And finally, I posted this video on Instagram the other day, but can’t resist sharing it here, too. Because Mad Men.

Rope Masks

In the spirit of things you’re simultaneously in love with and a little repulsed by, I was floored to come across these rope masks created by designer Bertjan Pot. The project came about after a failed attempt at stitching together a large rope carpet– the material started to bow and curve, making it unsuitable for the floor, but fascinating as a mask.

The inspiration for the pieces seems to run the gamut– from African sculpture, science fiction, Native American weaving, natural coral formations, architecture. Even a bit of a spa influence with the cucumber eyes mask.

via Fontanel.


Popsicle Season

Popsicles are the quintessential summer treat, and though I’m more of an ice cream gal myself, I totally get the allure. Picking your flavor, opening the package, trying to eat it before the sticking syrup drips down your fingers– Not to mention the “take it, break it” appeal of the twin pop you could share with sibling (even if you didn’t really want to). In honor of the unofficial start of summer, here some popsicle treats to get you in the spirit of the season–

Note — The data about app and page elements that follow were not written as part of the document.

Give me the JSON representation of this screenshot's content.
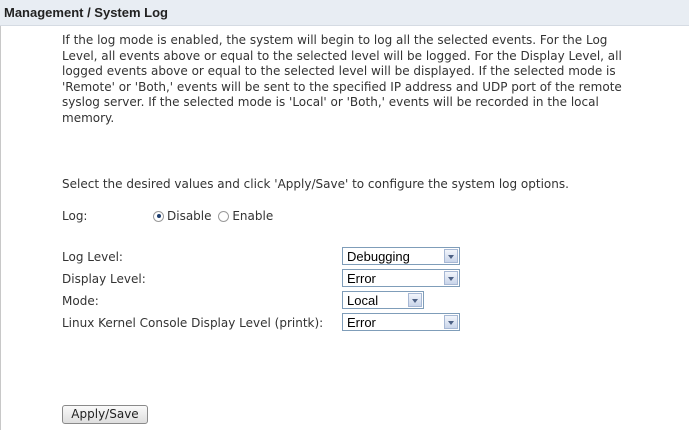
{
  "header": {
    "title": "Management / System Log"
  },
  "description": {
    "lines": [
      "If the log mode is enabled, the system will begin to log all the selected events. For the Log",
      "Level, all events above or equal to the selected level will be logged. For the Display Level, all",
      "logged events above or equal to the selected level will be displayed. If the selected mode is",
      "'Remote' or 'Both,' events will be sent to the specified IP address and UDP port of the remote",
      "syslog server. If the selected mode is 'Local' or 'Both,' events will be recorded in the local",
      "memory."
    ]
  },
  "instruction": "Select the desired values and click 'Apply/Save' to configure the system log options.",
  "log": {
    "label": "Log:",
    "options": [
      {
        "label": "Disable",
        "checked": true
      },
      {
        "label": "Enable",
        "checked": false
      }
    ]
  },
  "settings": [
    {
      "label": "Log Level:",
      "value": "Debugging"
    },
    {
      "label": "Display Level:",
      "value": "Error"
    },
    {
      "label": "Mode:",
      "value": "Local"
    },
    {
      "label": "Linux Kernel Console Display Level (printk):",
      "value": "Error"
    }
  ],
  "buttons": {
    "apply_save": "Apply/Save"
  },
  "colors": {
    "header_bg": "#e8edf3",
    "select_border": "#7f9db9",
    "text": "#333333"
  }
}
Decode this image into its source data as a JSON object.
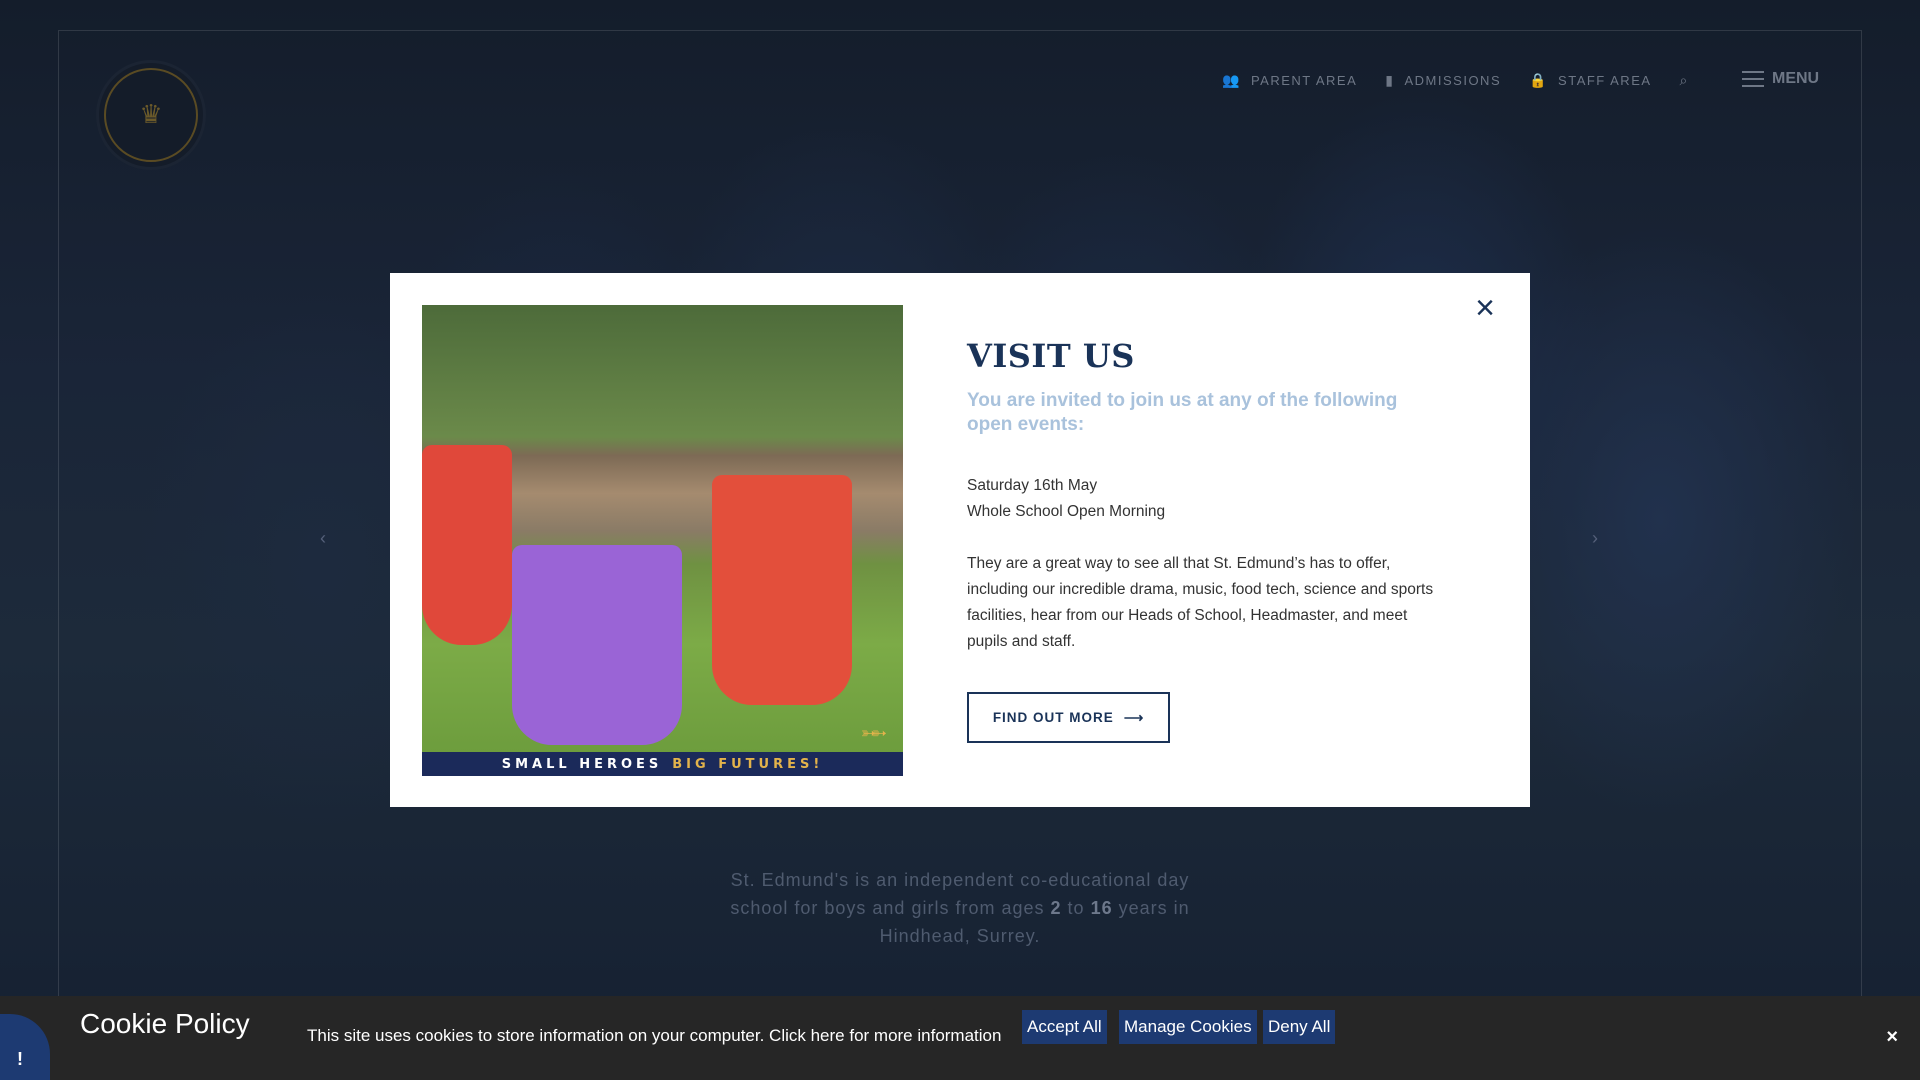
{
  "nav": {
    "parent_area": "PARENT AREA",
    "admissions": "ADMISSIONS",
    "staff_area": "STAFF AREA",
    "menu": "MENU"
  },
  "hero": {
    "intro_pre": "St. Edmund's is an independent co-educational day school for boys and girls from ages",
    "age_from": "2",
    "intro_mid": "to",
    "age_to": "16",
    "intro_post": "years in Hindhead, Surrey."
  },
  "modal": {
    "image_banner_left": "SMALL HEROES",
    "image_banner_right": "BIG FUTURES!",
    "close_label": "×",
    "title": "VISIT US",
    "subtitle": "You are invited to join us at any of the following open events:",
    "event_date": "Saturday 16th May",
    "event_name": "Whole School Open Morning",
    "body": "They are a great way to see all that St. Edmund’s has to offer, including our incredible drama, music, food tech, science and sports facilities, hear from our Heads of School, Headmaster, and meet pupils and staff.",
    "button_label": "FIND OUT MORE"
  },
  "cookie": {
    "badge": "!",
    "title": "Cookie Policy",
    "text": "This site uses cookies to store information on your computer. Click here for more information",
    "accept": "Accept All",
    "manage": "Manage Cookies",
    "deny": "Deny All",
    "close": "×"
  },
  "colors": {
    "brand_navy": "#1a3358",
    "subtitle_blue": "#a9c2dc",
    "cookie_button": "#1d3a72"
  }
}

And, in case this pop has your mouth watering a bit, here are some great recipes for making grown-up popsicles of your own. 

Vintage Cowgirls

It’s fair to say that the myth of the cowboy can be a little problematic. Manifest destiny, a West to be “won,” and an uneasy relationship (to say the least) with Native Americans– the narratives don’t hold up as well as they once did, and I’m always a little hesitant to embrace the motif of the “cutesy” cowboy. That said, there’s something about a cowgirl that still resonates. A cowgirl is inherently subversive– breaking the mold simply by existing. So whether it’s still harkening to a frontier written by Wild Bill and Hollywood, there is still something to be said for celebrating ladies doing it for themselves out on the range.


For extra credit: this discussion on the “Women and the Myth of the American West”from the Smithsonian.

What Frida Wore

Sometimes it’s hard to remember that Frida Kahlo didn’t live all that long ago. She’s become lionized as a painter, feminist, communist, Mexican icon, as a person living with a disability in a time when that wasn’t something to be spoken of. She was fierce and boundary defying.

The show “Frida by Ishiuchi Miyako” opened this month in London, documenting Kahlo’s own possessions in a stark and intimate series of photographs. The story goes that Diego Rivera locked away Frida’s belongings in a room in their home after her death with instructions that they not be disturbed until 15 years after his death. The room was finally opened up 2004, and these photos are some of the public’s first glimpses at these fragments of Frida’s life.

While her clothing are undeniably fascinating, it was a photo of two bottles of Revlon nail polish that struck me the most– they look nearly identical to bottles I own, smudged and half-empty. It’s a reminder that while the Frida Kahlo we tend to think of today has become something of a symbol, she was a very real woman first.